Then the dressing room, in which several dresses from that era are on display, including wedding dresses, and Kalandjian refers to “a dress and set for a bride and groom from the twenties.”
Near the hall were exhibited irons, some of which worked on heating with coal, and some of them absorbed coal in them, as a development for its predecessor.
All the way to the mortar house, and in it is a large container covered with tin (zinc), which is the grain storage, with different sections, each section for a specific type of grain, and each section has a bottom hole to extract the grain, and on it are the heaters known as kerosene pipes, and the “mortar” of thick copper, to pound the grain by hand.
Near it is the bulgur hive, and some cells (containers) for agricultural food products, made of gypsum and white lime, and on a shelf are trays – containers for transporting food with multiple layers, and trays that worked on pressure – and on their sides are spades, wooden spoons of various sizes, and a bucket for molasses or tali. Or the fig “bump”, a straw tray, copper dishes, milk jugs, frying pans, metal olive flasks, jugs, pottery and large glass containers (straws) of different sizes to strain oil, wine and grains in different ways with a strainer and strainer to preserve.
number of farmers
The next section deals with the farmer’s equipment that produced all these foods, including the feddan yoke (ox), the samad (plough), the farmer’s lane, the saddle and the saddle, the lift and the pitchfork, the scythe and the pedal fork
The farmer produces his season, and he must know the weights, so some types of them were displayed in a corner that accommodated various types of scales and measures, including the Roman scale, intended for heavy weights.
Copper vessels require protection against arsenic poisoning, and this is done by bleaching, the most prominent of which are hand or foot blowers, of which several models are offered.
At the end of the tour, the introduction of an important craft for identification, which is goldsmith, with his tools.
Kalandjian provided explanations on maps for each item, making it easier to identify the museum’s contents and the function of each.

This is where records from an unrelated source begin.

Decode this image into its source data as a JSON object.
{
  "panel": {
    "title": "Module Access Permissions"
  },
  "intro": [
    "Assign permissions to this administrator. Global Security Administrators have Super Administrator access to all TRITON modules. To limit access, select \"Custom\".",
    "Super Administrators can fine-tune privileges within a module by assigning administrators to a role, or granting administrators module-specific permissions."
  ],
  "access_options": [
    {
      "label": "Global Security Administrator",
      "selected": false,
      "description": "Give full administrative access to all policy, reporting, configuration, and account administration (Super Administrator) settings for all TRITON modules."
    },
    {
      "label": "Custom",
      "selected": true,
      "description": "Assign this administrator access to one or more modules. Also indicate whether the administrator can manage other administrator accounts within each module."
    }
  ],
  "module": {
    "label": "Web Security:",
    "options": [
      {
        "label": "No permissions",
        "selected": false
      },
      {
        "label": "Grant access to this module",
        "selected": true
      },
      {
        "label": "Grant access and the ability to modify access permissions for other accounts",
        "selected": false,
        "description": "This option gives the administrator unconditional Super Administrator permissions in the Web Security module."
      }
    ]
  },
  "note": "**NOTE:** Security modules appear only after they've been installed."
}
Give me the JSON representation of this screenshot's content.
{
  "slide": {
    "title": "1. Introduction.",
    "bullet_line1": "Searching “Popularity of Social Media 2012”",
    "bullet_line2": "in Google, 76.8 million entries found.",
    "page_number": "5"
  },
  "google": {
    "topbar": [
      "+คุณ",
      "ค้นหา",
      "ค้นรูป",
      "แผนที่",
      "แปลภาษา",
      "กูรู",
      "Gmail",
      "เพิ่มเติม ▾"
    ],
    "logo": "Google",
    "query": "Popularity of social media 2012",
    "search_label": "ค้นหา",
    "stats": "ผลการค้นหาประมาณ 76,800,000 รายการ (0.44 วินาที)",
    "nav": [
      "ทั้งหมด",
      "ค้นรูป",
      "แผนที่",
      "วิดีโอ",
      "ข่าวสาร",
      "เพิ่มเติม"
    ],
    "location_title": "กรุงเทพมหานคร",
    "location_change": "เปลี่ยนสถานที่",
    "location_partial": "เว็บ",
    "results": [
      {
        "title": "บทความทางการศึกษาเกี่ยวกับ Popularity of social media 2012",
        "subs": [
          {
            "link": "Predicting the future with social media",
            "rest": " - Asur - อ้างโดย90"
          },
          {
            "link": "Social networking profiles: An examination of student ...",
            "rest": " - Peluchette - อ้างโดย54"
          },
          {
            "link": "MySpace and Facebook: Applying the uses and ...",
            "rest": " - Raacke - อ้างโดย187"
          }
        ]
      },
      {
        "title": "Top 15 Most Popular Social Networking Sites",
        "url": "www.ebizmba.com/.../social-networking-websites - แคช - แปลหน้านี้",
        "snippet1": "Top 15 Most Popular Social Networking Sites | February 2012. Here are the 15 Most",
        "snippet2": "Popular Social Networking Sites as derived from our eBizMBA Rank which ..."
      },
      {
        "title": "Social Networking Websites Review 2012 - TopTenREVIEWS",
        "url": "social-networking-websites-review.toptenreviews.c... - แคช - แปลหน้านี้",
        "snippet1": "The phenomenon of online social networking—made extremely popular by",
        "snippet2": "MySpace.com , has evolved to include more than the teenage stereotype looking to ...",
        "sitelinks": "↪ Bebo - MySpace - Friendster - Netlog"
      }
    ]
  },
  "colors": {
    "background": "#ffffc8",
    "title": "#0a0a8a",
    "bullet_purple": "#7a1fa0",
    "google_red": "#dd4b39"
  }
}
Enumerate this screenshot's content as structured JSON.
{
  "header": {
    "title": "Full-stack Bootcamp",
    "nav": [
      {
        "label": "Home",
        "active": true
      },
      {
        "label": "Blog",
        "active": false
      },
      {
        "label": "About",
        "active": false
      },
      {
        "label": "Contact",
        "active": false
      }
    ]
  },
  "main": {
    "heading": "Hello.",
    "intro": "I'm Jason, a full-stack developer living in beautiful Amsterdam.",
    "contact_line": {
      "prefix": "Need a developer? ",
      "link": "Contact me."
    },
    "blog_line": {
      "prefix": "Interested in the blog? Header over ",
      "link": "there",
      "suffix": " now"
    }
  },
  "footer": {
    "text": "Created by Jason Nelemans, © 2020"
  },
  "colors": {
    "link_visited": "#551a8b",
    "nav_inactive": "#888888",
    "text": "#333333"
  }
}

The challenge of expanding the museum remains before those involved, as its area no longer accommodates the exhibits. Therefore, part of it remained undisplayed, pending a solution to expand the museum in a way that preserves its heritage character.